EYU reviews a new report calling for increased government spending to bring about a childcare system that combines quality, affordability and appropriateness for all children
Changes to working patterns and family life have affected the way that we raise our children. Research has shown us that children’s life chances are affected by their early experiences. With these two factors in mind, this government has placed a great emphasis on the early years agenda, introducing policies and systems designed to improve the availability of childcare and early education opportunities. Equal Access? Appropriate and Affordable Childcare for Every Child, a new report from the Institute for Public Policy Research, argues that without a substantial increase in spending in the coming years the proposed improvements will not be attainable.
The report describes the current time as ‘critical’ for two reasons. 1. Current funding must be allocated in the best possible way, as it will be difficult and costly to undo any mistakes.
2. Resources designated for funding the 10-year strategy extend only as far as 2007/08, even though some of the major changes are planned to take place after this. The spring 2007 Comprehensive Spending Review will allocate spending for the following three years, and its decisions will be crucial to the success of the strategy.
It is likely that spending will remain below expectation given the many demands on public money.
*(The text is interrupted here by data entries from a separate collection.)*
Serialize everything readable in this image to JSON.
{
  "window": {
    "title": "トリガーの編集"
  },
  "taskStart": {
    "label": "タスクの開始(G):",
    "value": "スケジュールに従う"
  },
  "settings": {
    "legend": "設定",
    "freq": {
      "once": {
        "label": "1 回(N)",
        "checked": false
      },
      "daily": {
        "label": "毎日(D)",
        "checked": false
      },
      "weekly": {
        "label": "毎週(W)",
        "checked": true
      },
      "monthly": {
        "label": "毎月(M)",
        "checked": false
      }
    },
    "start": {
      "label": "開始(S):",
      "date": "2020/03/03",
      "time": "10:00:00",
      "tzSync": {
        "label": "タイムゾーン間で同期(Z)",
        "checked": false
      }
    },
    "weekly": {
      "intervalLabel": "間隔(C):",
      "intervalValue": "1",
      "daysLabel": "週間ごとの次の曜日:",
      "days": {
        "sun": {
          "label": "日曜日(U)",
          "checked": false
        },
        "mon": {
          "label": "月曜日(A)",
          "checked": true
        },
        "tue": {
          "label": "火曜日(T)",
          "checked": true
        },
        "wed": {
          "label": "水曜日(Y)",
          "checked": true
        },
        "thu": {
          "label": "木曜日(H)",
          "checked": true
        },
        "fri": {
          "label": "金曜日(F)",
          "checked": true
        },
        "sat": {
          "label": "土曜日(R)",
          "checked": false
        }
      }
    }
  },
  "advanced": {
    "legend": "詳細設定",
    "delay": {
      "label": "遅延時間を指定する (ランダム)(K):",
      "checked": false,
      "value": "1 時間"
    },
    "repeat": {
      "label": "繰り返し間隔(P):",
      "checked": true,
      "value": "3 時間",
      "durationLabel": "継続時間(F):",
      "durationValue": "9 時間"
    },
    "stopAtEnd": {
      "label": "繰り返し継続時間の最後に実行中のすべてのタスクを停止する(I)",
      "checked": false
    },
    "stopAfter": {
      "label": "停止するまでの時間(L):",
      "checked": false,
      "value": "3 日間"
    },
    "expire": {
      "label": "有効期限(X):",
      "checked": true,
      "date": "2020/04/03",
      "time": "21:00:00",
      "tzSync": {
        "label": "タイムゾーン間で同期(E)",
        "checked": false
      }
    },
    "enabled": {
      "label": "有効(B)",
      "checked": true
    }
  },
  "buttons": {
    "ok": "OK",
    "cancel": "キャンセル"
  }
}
It is therefore important that those resources which are made available to the sector are spent in a way that will provide most benefit, and have the greatest impact.
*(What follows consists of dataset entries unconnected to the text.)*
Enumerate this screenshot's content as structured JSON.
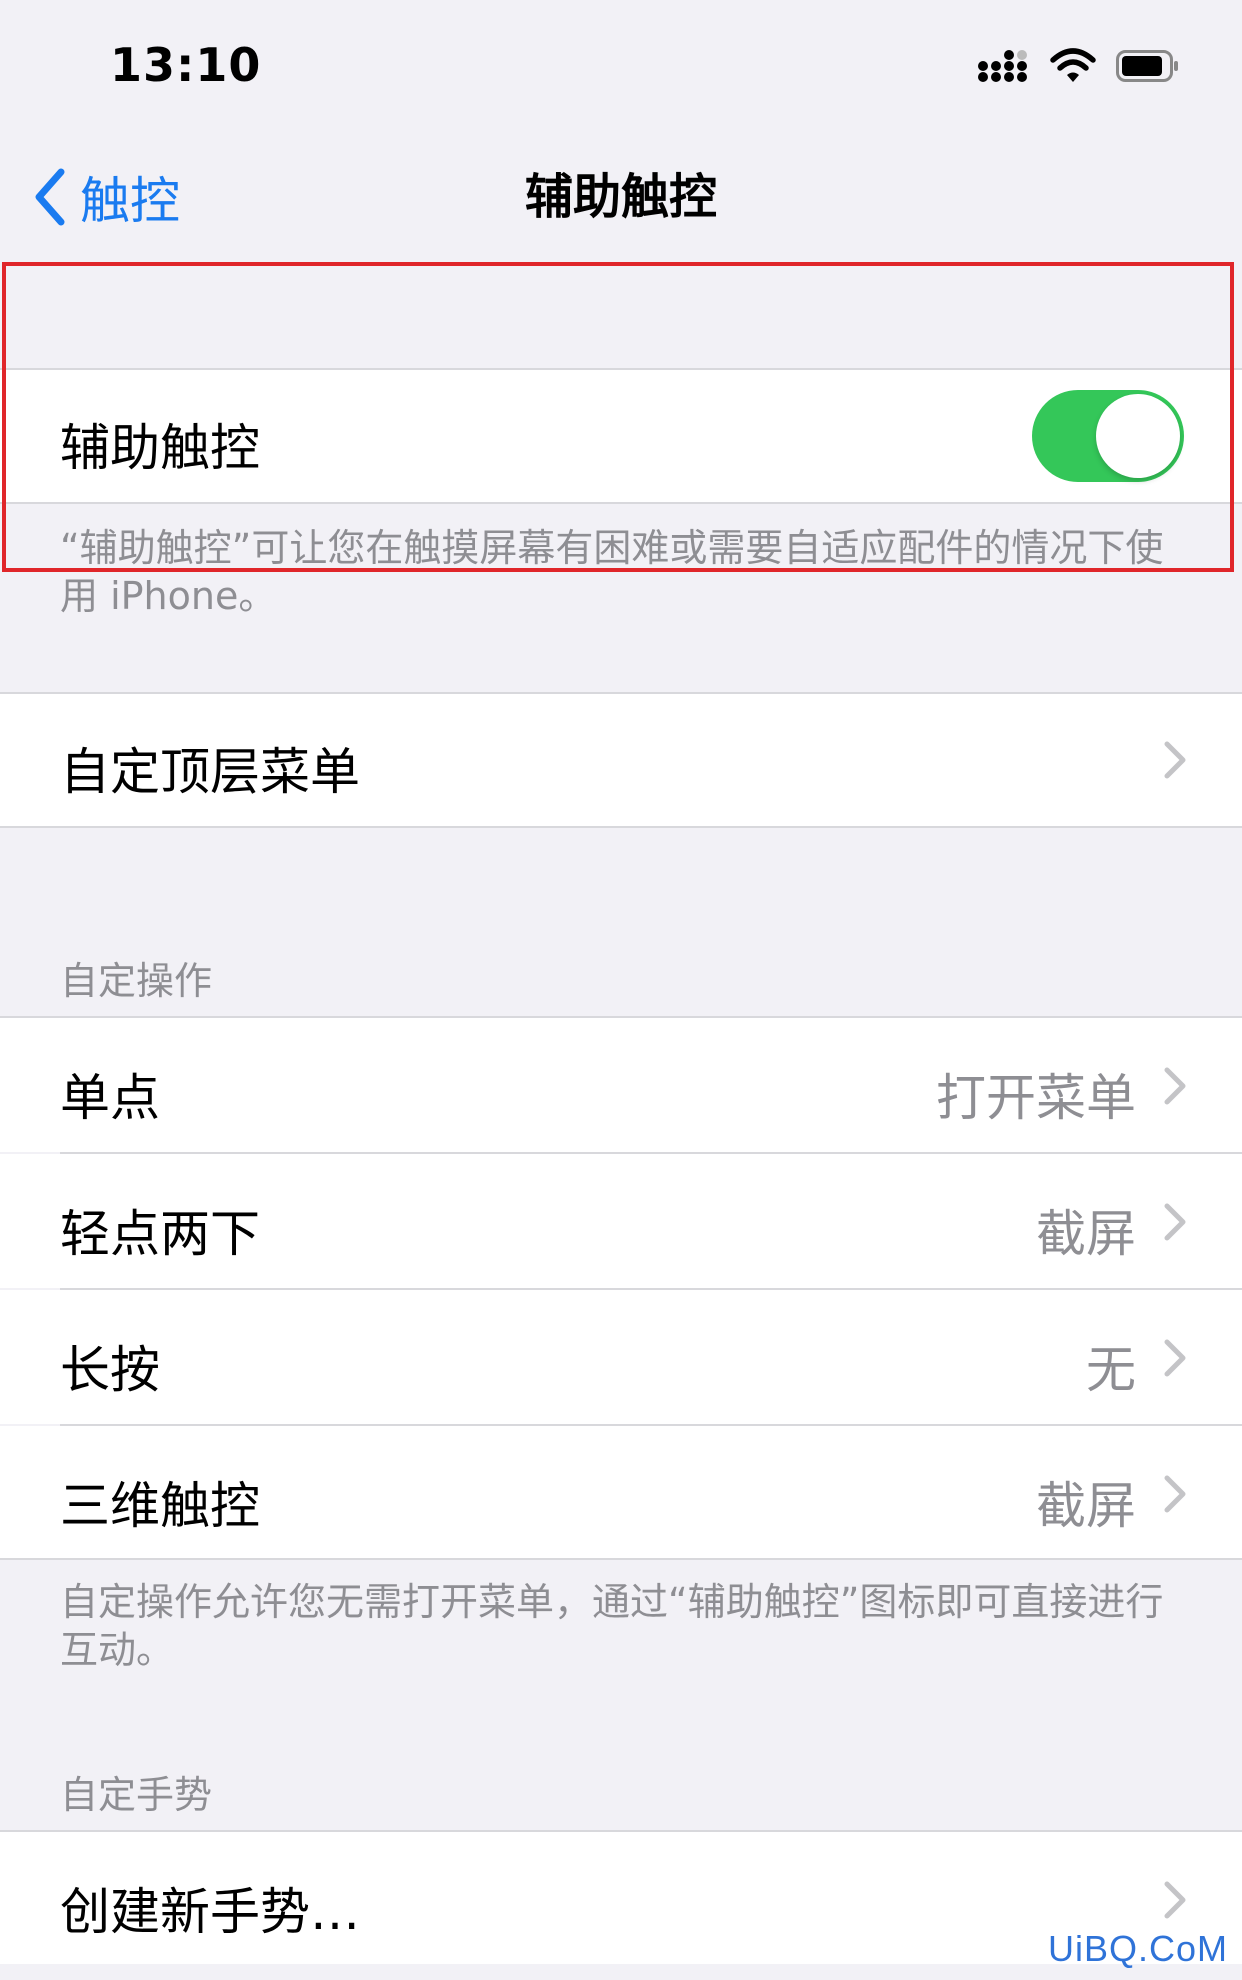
{
  "status_bar": {
    "time": "13:10",
    "icons": [
      "cellular-signal-icon",
      "wifi-icon",
      "battery-icon"
    ]
  },
  "nav": {
    "back_label": "触控",
    "title": "辅助触控"
  },
  "main_toggle": {
    "label": "辅助触控",
    "enabled": true,
    "footnote": "“辅助触控”可让您在触摸屏幕有困难或需要自适应配件的情况下使用 iPhone。"
  },
  "top_menu": {
    "label": "自定顶层菜单"
  },
  "custom_actions": {
    "header": "自定操作",
    "items": [
      {
        "label": "单点",
        "value": "打开菜单"
      },
      {
        "label": "轻点两下",
        "value": "截屏"
      },
      {
        "label": "长按",
        "value": "无"
      },
      {
        "label": "三维触控",
        "value": "截屏"
      }
    ],
    "footnote": "自定操作允许您无需打开菜单，通过“辅助触控”图标即可直接进行互动。"
  },
  "custom_gestures": {
    "header": "自定手势",
    "create_label": "创建新手势…"
  },
  "watermark": "UiBQ.CoM",
  "colors": {
    "accent": "#1a7bf0",
    "switch_on": "#34c759",
    "highlight_box": "#e0262a",
    "background": "#f2f1f6"
  }
}
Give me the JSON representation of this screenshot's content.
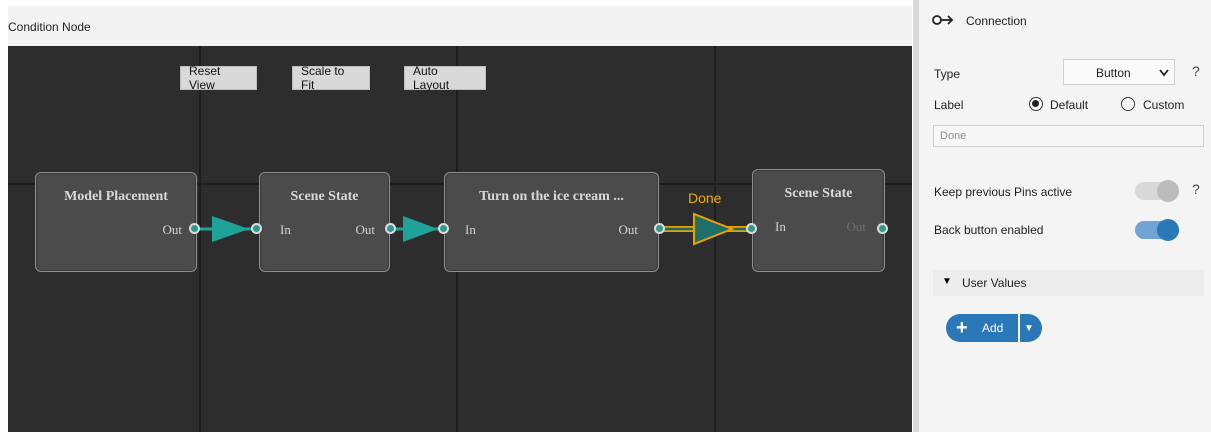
{
  "editor": {
    "title": "Condition Node",
    "toolbar": [
      "Reset View",
      "Scale to Fit",
      "Auto Layout"
    ],
    "nodes": [
      {
        "title": "Model Placement",
        "out": "Out"
      },
      {
        "title": "Scene State",
        "in": "In",
        "out": "Out"
      },
      {
        "title": "Turn on the ice cream ...",
        "in": "In",
        "out": "Out"
      },
      {
        "title": "Scene State",
        "in": "In",
        "out": "Out"
      }
    ],
    "edge_label": "Done",
    "colors": {
      "link": "#21a49a",
      "selected_link": "#f2a000"
    }
  },
  "panel": {
    "header": "Connection",
    "type_label": "Type",
    "type_value": "Button",
    "label_label": "Label",
    "radio_default": "Default",
    "radio_custom": "Custom",
    "label_value": "Done",
    "keep_pins_label": "Keep previous Pins active",
    "back_button_label": "Back button enabled",
    "help": "?",
    "user_values_label": "User Values",
    "add_label": "Add",
    "accent": "#2a78b7"
  }
}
The report identifies three challenges to the childcare agenda, which together demonstrate that we have ‘a process begun but far from complete’:
- all families do not have genuine choice
- interim evaluations of initiatives such as Sure Start show negative as well as positive impacts, which should be used to inform future policy, not deter further investment
- childcare and early education needs to be kept high on the government agenda as political focus can be transitory.
The benefits of childcare
Chapter 2 sums up the findings of research into the benefits of childcare and early education, both positive and negative aspects, and their impact on the current agenda. Figures are given to show the impact of changing attitudes to childcare.
This chapter summarises the government’s policies for this sector so far, from the National Childcare Strategy of 1998, Every Child Matters, the 10-year strategy to the current Childcare Bill, and then explores the different funds available to providers, ‘supply-side spending’, and to parents, ‘demand-side spending’.
Chapter 3 explores the two barriers to equal access, which the report identifies as being affordability and accessibility. Access to childcare and early education can be limited by the complexity of the Working Tax Credit system, which hampers take-up, as well as the eligibility factors that inhibit those looking for work.
The report identifies some groups for whom the current strategy is working least well: children who live in workless households or in large families, have lone parents or come from working families with low incomes; and families that face high childcare costs – perhaps because they live in high-cost areas, have children with special educational needs or disabilities, work atypical hours or live in rural communities. For each of these groups there are explicit details, backed by research and with government data to show the facts and figures.
Chapter 4 provides a debate on spending on childcare, looking in more detail at the ‘supply side’ versus ‘demand side’ funding issue. There has been much debate about the merits of greater provision direct to providers or an improvement to the tax credit system to give more money to parents. Internationally, those countries with advanced childcare and early years systems have direct investment in providers as their main source of funding. However, the broad government preference is to give more money to the parents to enable them to have purchasing power.
The report argues for a balance, suggesting that the majority of new spending should be channelled into supply-side spending, to ‘drive up quality, promote sustainability, and support childcare where the costs and barriers for particular groups of children are high’, whilst there should be changes to the tax credit systems, improving demand-side funding.
Chapter 5 offers some conclusions on the theme of equal access for every child. It sees the current challenge in terms of making the childcare and early education agenda ‘an enduring and unquestioned part of the modern welfare state’, in line with education and health. There are five key recommendations:
1. Entitlement should not be dependent on the employment status of the parents, and should be linked to the Child Tax Credit, not the Working Tax Credit. 2. There should be additional direct spending on provision and infrastructure to improve quality and support sustainability to ensure access for those facing higher costs. 3. Parents should have more information about local childcare services, child development issues and financial support. 4. There needs to be a rethink about the link between work and children’s welfare, providing help for parents making the transition back into the workplace.
5. There must be ongoing research, analysis and evaluation to make sure that future reforms and planned spending impact on high quality services for children.
Equal Access? Appropriate and Affordable Childcare for Every Child, a report by Kate Stanley, Kate Bellamy and Graeme Cooke for the Institute for Public Policy Research can be downloaded from www.ippr.org.uk/publicationsandreports